A Saturday just after midday may not have the feel of championship football, but that’s what it will be for the Mayo minors tomorrow. After overcoming Roscommon, Leitrim, and Galway to claim their third Connacht title in a row, the next stop on the train is Hyde Park and meeting with Offaly. The midlanders were surprised in the Leinster final, where Longford put in a match winning display against a team who had beaten them by 22 points earlier in the championship in Leinster (which has a backdoor, unlike the Connacht championship). Mayo manager Tony Duffy has been working hard to ensure his side do not go into the game complacent after winning the Connacht title. “We’ve had three tough championship games so far, we beat Roscommon, Leitrim, and Galway by only a handful of scores each time. We may have been the better sides in those games, but it was always close enough that the lads knew it was championship football and had to concentrate all the time. They [Offaly] are a big physical side, I think they were caught on the hop in the Leinster final by Longford after beating them by 22 points back in April. I’m sure their pride has been really hurt by that defeat and that they’ll have one big kick in them to prove themselves and we could be the side on the end of that kick on Saturday. It’s about us being able to handle it and play our own game.”
Having made my way early to Croke Park last Sunday I headed to a local shebeen to pick up a spare ticket and a quick bevvy of course.
Back in 1998 Kilkenny supporters were getting edgy, we had gone through the longest barren spell in terms of winning Leinster championships.

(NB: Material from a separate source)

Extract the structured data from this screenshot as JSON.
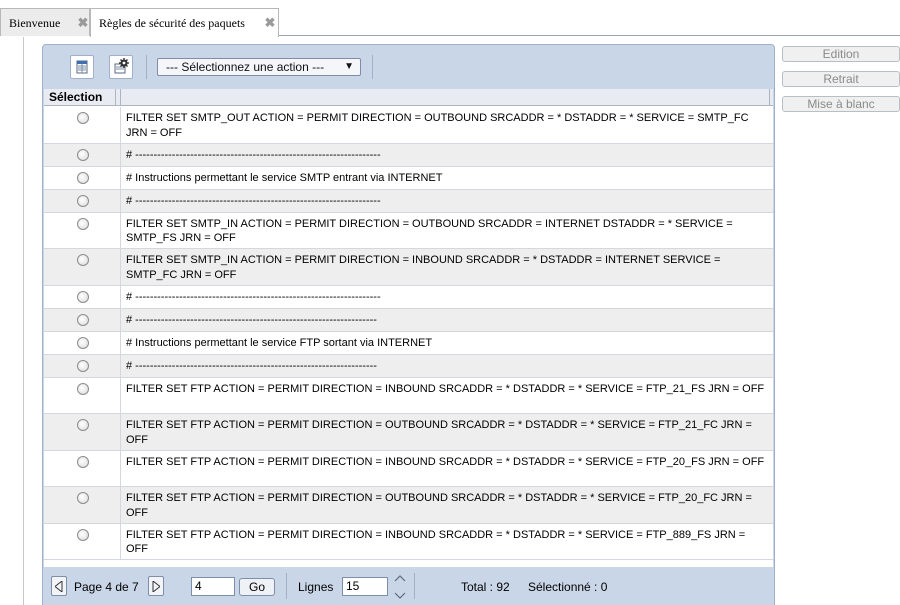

Five years had elapsed since the famous Bob O'Keeffe Cup had visited the Marble City.
The Cats may have been one of the last counties out of the blocks in this year’s championship, but when the time arose last Sunday they sent out a severe message to the rest of the contenders that they mean business again this year.
This years National Hurling League Final has received mixed reviews. Most people like myself thought it was a cracking contest between two of hurling kingpins, it was also a much needed boost for the code ahead of the championship. However, there seems to be a minority out there who think the game was too physical. Okay, a couple of tackles shouldn't have happened but these have been dealt with since. Eddie Brennan and Hugh Maloney received a months suspension each when the CCCC met last week. Both players will take it on the chin, simply because they wont miss a championship game.